They decried the fact that within the official Balinese Hindu model they were jaba, or "outsiders," with no caste status, and that their own priests were forced to sit lower than the Brahmana priests at rituals. Ceremonies at Besakih, where Balinese from all castes, classes and clans gathered, and where these differences became visible in the spatial arrangement of worshipers, priests and offerings, became a site for articulating contesting opinions with the potential to erupt into conflict.
Even in contemporary Bali, where the ring of cash registers and the cries of protesters sometimes seem to sound louder than the bells of the priests, these social and religious rifts still have an extraordinary power to provoke dissent.

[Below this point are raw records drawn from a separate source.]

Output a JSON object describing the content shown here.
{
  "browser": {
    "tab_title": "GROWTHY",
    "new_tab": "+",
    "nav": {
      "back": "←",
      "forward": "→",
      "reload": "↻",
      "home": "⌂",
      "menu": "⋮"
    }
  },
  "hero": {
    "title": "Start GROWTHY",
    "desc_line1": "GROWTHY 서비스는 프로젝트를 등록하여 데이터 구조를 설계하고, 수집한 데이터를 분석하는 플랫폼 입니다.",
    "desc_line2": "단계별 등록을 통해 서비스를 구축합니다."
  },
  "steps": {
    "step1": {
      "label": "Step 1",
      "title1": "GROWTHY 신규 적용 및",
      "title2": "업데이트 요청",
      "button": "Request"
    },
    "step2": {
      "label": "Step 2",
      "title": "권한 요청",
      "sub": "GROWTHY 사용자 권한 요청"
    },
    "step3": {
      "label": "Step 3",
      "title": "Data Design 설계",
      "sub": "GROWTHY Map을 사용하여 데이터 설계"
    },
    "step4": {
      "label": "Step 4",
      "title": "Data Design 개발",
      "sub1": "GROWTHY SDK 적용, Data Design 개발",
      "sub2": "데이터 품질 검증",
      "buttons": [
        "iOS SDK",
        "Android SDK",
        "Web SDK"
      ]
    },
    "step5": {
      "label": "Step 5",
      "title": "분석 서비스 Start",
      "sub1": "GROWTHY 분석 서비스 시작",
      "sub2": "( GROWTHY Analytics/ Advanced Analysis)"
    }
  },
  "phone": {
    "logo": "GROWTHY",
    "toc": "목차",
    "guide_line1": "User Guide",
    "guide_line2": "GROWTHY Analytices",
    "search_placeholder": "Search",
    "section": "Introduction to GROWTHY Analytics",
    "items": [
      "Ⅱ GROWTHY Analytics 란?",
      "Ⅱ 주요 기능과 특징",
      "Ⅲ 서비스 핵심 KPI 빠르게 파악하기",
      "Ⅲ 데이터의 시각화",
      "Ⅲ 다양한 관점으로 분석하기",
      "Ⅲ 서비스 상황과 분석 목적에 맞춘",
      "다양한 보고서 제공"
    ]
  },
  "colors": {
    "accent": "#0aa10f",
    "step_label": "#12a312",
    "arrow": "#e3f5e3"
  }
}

As the family makes their way to the temple, a swirl of talk surrounds them. "If our pedanda (Brahmana priest) is seated on the same level as all the other priests, I'm going to boycott the ritual," one man says to his neighbors. Another man, a noted Hindu reformist intellectual, argues to his friends, "If all the priests are not sitting together, it goes against the democracy we have all been working for.
We will have to demonstrate in front of the Parisadha office." And yet another man, whose meager salary as a tour guide has not prevented him from showing up in an expensive ritual outfit, responds worriedly, "I wish everyone would just calm down. There are tourists and TV cameras here, and we're giving a bad impression of Bali."
Nervous with anticipation, the Denpasar family finally enters the main temple grounds. Sure enough, the ritual is being conducted as a sarwa sedaka, one where "all holy people" are given equal place, rather than a tri sedaka, where Brahmana priests are given higher standing. Relieved, they stay to be blessed and take back some holy water to use for their own ceremonies. It's past midnight when they finally arrive home.
After the traditional clothes have been exchanged for pajamas and the children tucked into their beds, the father gets up and walks out the front door. "Where are you going at this time of night?" his wife calls after him worriedly. "I left the saw in the car," he says with a smile. "You never know when we might need it again."